Task
The records that follow are to be repeated in full, with no pictures retained.

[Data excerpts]

════

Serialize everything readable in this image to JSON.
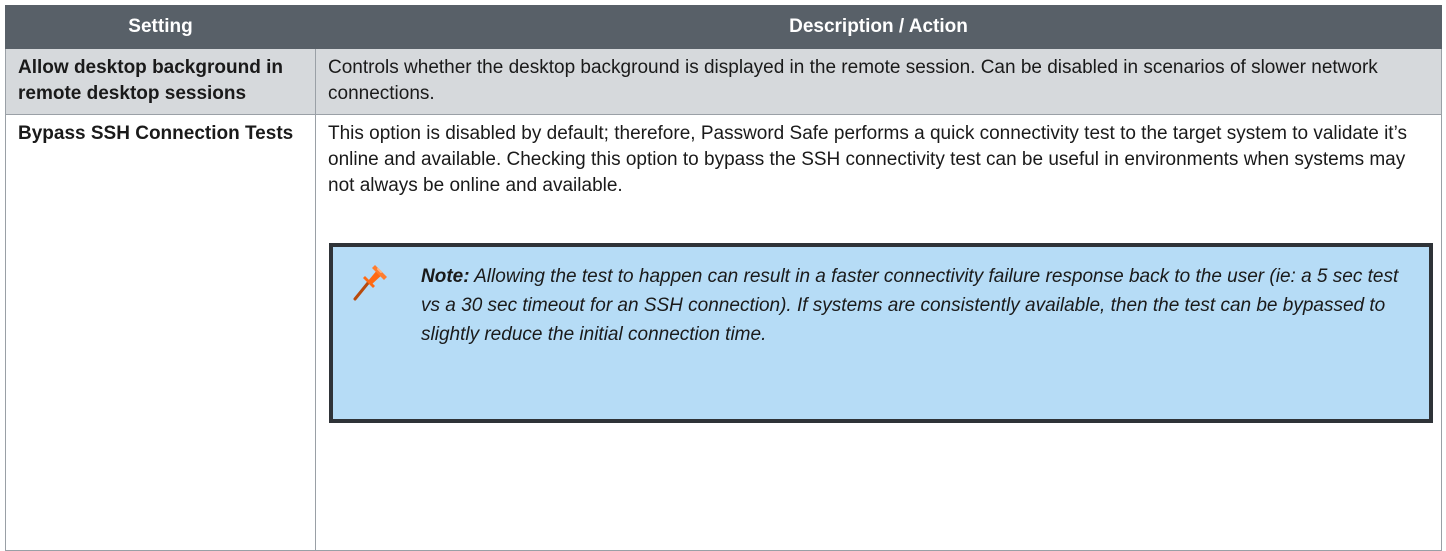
{
  "table": {
    "headers": {
      "setting": "Setting",
      "description": "Description / Action"
    },
    "rows": [
      {
        "setting": "Allow desktop background in remote desktop sessions",
        "description": "Controls whether the desktop background is displayed in the remote session. Can be disabled in scenarios of slower network connections."
      },
      {
        "setting": "Bypass SSH Connection Tests",
        "description": "This option is disabled by default; therefore, Password Safe performs a quick connectivity test to the target system to validate it’s online and available. Checking this option to bypass the SSH connectivity test can be useful in environments when systems may not always be online and available.",
        "note": {
          "icon": "pushpin-icon",
          "label": "Note:",
          "text": " Allowing the test to happen can result in a faster connectivity failure response back to the user (ie: a 5 sec test vs a 30 sec timeout for an SSH connection). If systems are consistently available, then the test can be bypassed to slightly reduce the initial connection time."
        }
      }
    ]
  },
  "colors": {
    "header_bg": "#586068",
    "shaded_row_bg": "#d6d9dc",
    "note_bg": "#b6dcf6",
    "note_border": "#2f3338",
    "pin_accent": "#ff6a13"
  }
}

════

Solved exercise
Serialize everything readable in this image to JSON.
{
  "table": {
    "headers": {
      "setting": "Setting",
      "description": "Description / Action"
    },
    "rows": [
      {
        "setting": "Allow desktop background in remote desktop sessions",
        "description": "Controls whether the desktop background is displayed in the remote session. Can be disabled in scenarios of slower network connections."
      },
      {
        "setting": "Bypass SSH Connection Tests",
        "description": "This option is disabled by default; therefore, Password Safe performs a quick connectivity test to the target system to validate it’s online and available. Checking this option to bypass the SSH connectivity test can be useful in environments when systems may not always be online and available.",
        "note": {
          "icon": "pushpin-icon",
          "label": "Note:",
          "text": " Allowing the test to happen can result in a faster connectivity failure response back to the user (ie: a 5 sec test vs a 30 sec timeout for an SSH connection). If systems are consistently available, then the test can be bypassed to slightly reduce the initial connection time."
        }
      }
    ]
  },
  "colors": {
    "header_bg": "#586068",
    "shaded_row_bg": "#d6d9dc",
    "note_bg": "#b6dcf6",
    "note_border": "#2f3338",
    "pin_accent": "#ff6a13"
  }
}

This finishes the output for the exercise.